> Task statement: From the first line to the last, please print the entries exactly, omitting pictures.

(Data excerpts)
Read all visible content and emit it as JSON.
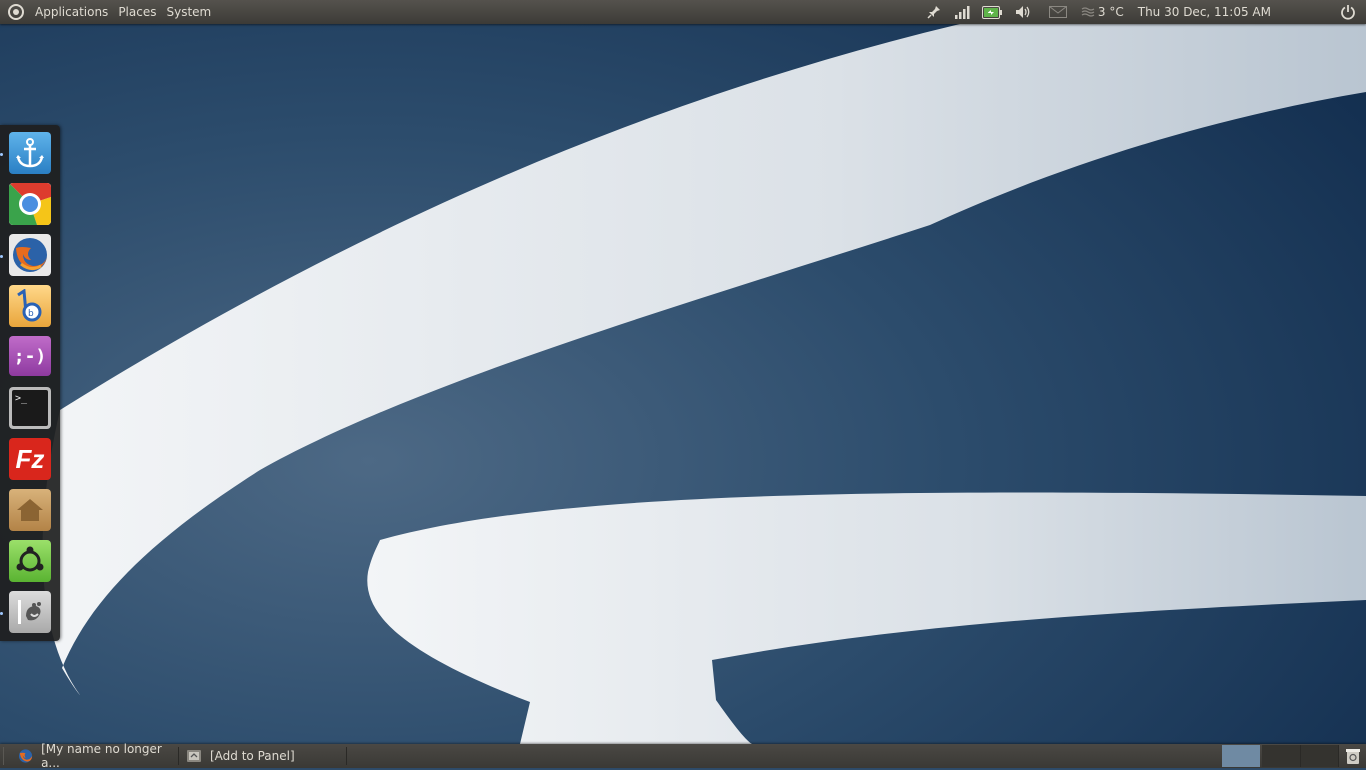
{
  "top_panel": {
    "menus": [
      "Applications",
      "Places",
      "System"
    ],
    "weather": "3 °C",
    "clock": "Thu 30 Dec, 11:05 AM",
    "icons": [
      "pin-icon",
      "signal-icon",
      "battery-icon",
      "volume-icon",
      "mail-icon",
      "weather-icon",
      "power-icon"
    ]
  },
  "dock": {
    "items": [
      {
        "name": "anchor",
        "running": true
      },
      {
        "name": "chrome",
        "running": false
      },
      {
        "name": "firefox",
        "running": true
      },
      {
        "name": "bluefish",
        "running": false
      },
      {
        "name": "empathy",
        "running": false
      },
      {
        "name": "terminal",
        "running": false
      },
      {
        "name": "filezilla",
        "running": false
      },
      {
        "name": "home-folder",
        "running": false
      },
      {
        "name": "ubuntu-software-center",
        "running": false
      },
      {
        "name": "gimp",
        "running": true
      }
    ]
  },
  "bottom_panel": {
    "tasks": [
      {
        "label": "[My name no longer a...",
        "icon": "firefox-icon"
      },
      {
        "label": "[Add to Panel]",
        "icon": "panel-icon"
      }
    ],
    "workspaces": 4,
    "active_workspace": 1
  },
  "colors": {
    "panel": "#3c3b37",
    "desktop_dark": "#1d3a5c",
    "desktop_light": "#e8ecf0"
  }
}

> Reply to the task:
Read all visible content and emit it as JSON.
{
  "top_panel": {
    "menus": [
      "Applications",
      "Places",
      "System"
    ],
    "weather": "3 °C",
    "clock": "Thu 30 Dec, 11:05 AM",
    "icons": [
      "pin-icon",
      "signal-icon",
      "battery-icon",
      "volume-icon",
      "mail-icon",
      "weather-icon",
      "power-icon"
    ]
  },
  "dock": {
    "items": [
      {
        "name": "anchor",
        "running": true
      },
      {
        "name": "chrome",
        "running": false
      },
      {
        "name": "firefox",
        "running": true
      },
      {
        "name": "bluefish",
        "running": false
      },
      {
        "name": "empathy",
        "running": false
      },
      {
        "name": "terminal",
        "running": false
      },
      {
        "name": "filezilla",
        "running": false
      },
      {
        "name": "home-folder",
        "running": false
      },
      {
        "name": "ubuntu-software-center",
        "running": false
      },
      {
        "name": "gimp",
        "running": true
      }
    ]
  },
  "bottom_panel": {
    "tasks": [
      {
        "label": "[My name no longer a...",
        "icon": "firefox-icon"
      },
      {
        "label": "[Add to Panel]",
        "icon": "panel-icon"
      }
    ],
    "workspaces": 4,
    "active_workspace": 1
  },
  "colors": {
    "panel": "#3c3b37",
    "desktop_dark": "#1d3a5c",
    "desktop_light": "#e8ecf0"
  }
}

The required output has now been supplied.